Which experts get quoted, and which do not

Home Tomorrow's Business Which experts get quoted, and which do not

When it comes to reaction to breaking news, especially economic statistics for which we are seeking quick and clever commentary, who do we decide who to quote and who to ignore?

A few people – you know who you are – are damned for being too ubiquitous. Folk with Opinions On Everything are helpful when we’re really up against it, but most papers try to keep the use of such folk to a minimum.

Today at 9.30am some pretty awful figures on the state of the UK economy emerged.

On important stuff like this what we really want are proper experts speaking in English. Too much of what we get is professional spokespeople who exist purely to get their firms’ name in lights.

Or actual experts who appear to communicate in fluent Hungarian only.

A decent example of how to do it here from ING’s economist James Knightley (he may have had some help from MHPC). He is quotable and his work landed in reasonably good time after the 9.30am release.

His report begins: “UK: that sinking feeling”, which is beginning to sound about right.

There’s a good chart which a graphics department might decide to make use of too.

Do it like that.


Tomorrow's Business

Roxhill updates

Click below to choose which updates your receive.


The time for PR firms to cash in on the unfairly...

Tomorrow's Business

The Worst Named PR Company in the World


Similar Posts

Get started with Roxhill's PR and Media Database today

Discover the future of PR – easy, powerful, precise. Try Roxhill and start building rewarding connections with the world’s media today!

News & Updates

Subscribe to our newsletters

Tomorrow's Business Roxstars

We use cookies to enhance site navigation, analyze site usage, and assist in our marketing efforts.
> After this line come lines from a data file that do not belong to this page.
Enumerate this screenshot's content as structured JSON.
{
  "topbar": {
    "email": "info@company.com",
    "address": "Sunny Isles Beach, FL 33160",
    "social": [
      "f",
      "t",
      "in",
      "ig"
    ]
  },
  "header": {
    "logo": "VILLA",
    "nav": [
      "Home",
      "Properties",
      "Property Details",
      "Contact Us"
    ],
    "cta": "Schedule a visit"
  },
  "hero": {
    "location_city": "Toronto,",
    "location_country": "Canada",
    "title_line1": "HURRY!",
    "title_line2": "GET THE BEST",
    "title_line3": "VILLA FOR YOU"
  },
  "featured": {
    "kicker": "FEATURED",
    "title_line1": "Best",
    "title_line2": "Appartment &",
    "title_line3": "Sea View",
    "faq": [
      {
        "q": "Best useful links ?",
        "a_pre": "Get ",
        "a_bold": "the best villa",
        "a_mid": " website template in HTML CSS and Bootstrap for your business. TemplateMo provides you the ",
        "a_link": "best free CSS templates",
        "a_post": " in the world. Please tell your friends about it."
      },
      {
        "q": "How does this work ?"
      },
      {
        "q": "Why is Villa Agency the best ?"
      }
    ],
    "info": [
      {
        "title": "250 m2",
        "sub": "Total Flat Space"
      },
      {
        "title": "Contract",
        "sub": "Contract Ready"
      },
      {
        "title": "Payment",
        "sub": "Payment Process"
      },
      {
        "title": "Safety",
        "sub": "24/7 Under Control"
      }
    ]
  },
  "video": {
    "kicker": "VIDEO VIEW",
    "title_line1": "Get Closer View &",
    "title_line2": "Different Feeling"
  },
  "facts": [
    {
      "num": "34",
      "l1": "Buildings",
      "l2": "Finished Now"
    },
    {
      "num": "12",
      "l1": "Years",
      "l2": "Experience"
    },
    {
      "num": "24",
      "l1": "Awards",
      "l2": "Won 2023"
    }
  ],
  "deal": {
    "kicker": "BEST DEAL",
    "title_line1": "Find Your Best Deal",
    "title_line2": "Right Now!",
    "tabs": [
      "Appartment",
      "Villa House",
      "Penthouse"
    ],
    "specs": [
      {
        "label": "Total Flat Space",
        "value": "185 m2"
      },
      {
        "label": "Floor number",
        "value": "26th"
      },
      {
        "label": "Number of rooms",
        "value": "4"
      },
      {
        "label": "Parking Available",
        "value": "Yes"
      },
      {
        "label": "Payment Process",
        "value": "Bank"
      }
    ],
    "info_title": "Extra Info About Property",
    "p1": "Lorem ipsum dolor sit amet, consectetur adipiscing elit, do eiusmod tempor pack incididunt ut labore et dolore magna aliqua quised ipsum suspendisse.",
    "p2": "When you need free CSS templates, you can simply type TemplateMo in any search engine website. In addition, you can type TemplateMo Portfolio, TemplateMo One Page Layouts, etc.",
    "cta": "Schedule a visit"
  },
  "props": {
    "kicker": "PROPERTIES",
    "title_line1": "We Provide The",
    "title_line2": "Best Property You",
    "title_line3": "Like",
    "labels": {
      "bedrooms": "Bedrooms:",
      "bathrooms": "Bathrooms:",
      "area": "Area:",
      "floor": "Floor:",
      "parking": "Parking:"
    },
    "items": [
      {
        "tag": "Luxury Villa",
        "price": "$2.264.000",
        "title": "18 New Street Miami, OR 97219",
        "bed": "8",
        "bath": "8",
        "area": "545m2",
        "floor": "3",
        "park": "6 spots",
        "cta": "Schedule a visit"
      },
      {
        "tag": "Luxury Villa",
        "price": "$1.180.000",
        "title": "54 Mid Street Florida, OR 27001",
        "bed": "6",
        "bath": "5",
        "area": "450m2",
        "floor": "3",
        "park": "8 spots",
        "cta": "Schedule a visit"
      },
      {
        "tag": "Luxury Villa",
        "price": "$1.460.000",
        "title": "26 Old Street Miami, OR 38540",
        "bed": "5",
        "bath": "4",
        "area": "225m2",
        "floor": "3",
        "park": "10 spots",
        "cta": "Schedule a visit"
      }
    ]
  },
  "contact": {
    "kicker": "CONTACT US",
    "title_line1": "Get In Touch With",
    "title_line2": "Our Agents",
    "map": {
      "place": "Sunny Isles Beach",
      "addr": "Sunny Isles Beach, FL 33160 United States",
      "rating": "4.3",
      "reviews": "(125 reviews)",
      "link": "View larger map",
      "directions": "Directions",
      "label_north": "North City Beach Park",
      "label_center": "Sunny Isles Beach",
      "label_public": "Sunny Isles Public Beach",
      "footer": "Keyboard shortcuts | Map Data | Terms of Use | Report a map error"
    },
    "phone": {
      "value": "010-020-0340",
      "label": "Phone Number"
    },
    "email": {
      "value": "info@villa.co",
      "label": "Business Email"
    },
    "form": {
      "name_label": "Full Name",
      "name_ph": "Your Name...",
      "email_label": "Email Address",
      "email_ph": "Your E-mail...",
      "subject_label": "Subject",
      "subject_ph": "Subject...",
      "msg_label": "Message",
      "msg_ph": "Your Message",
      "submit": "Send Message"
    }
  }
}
Accept cookie settings by clicking the button.
You can view our Cookie Policy or Privacy Policy.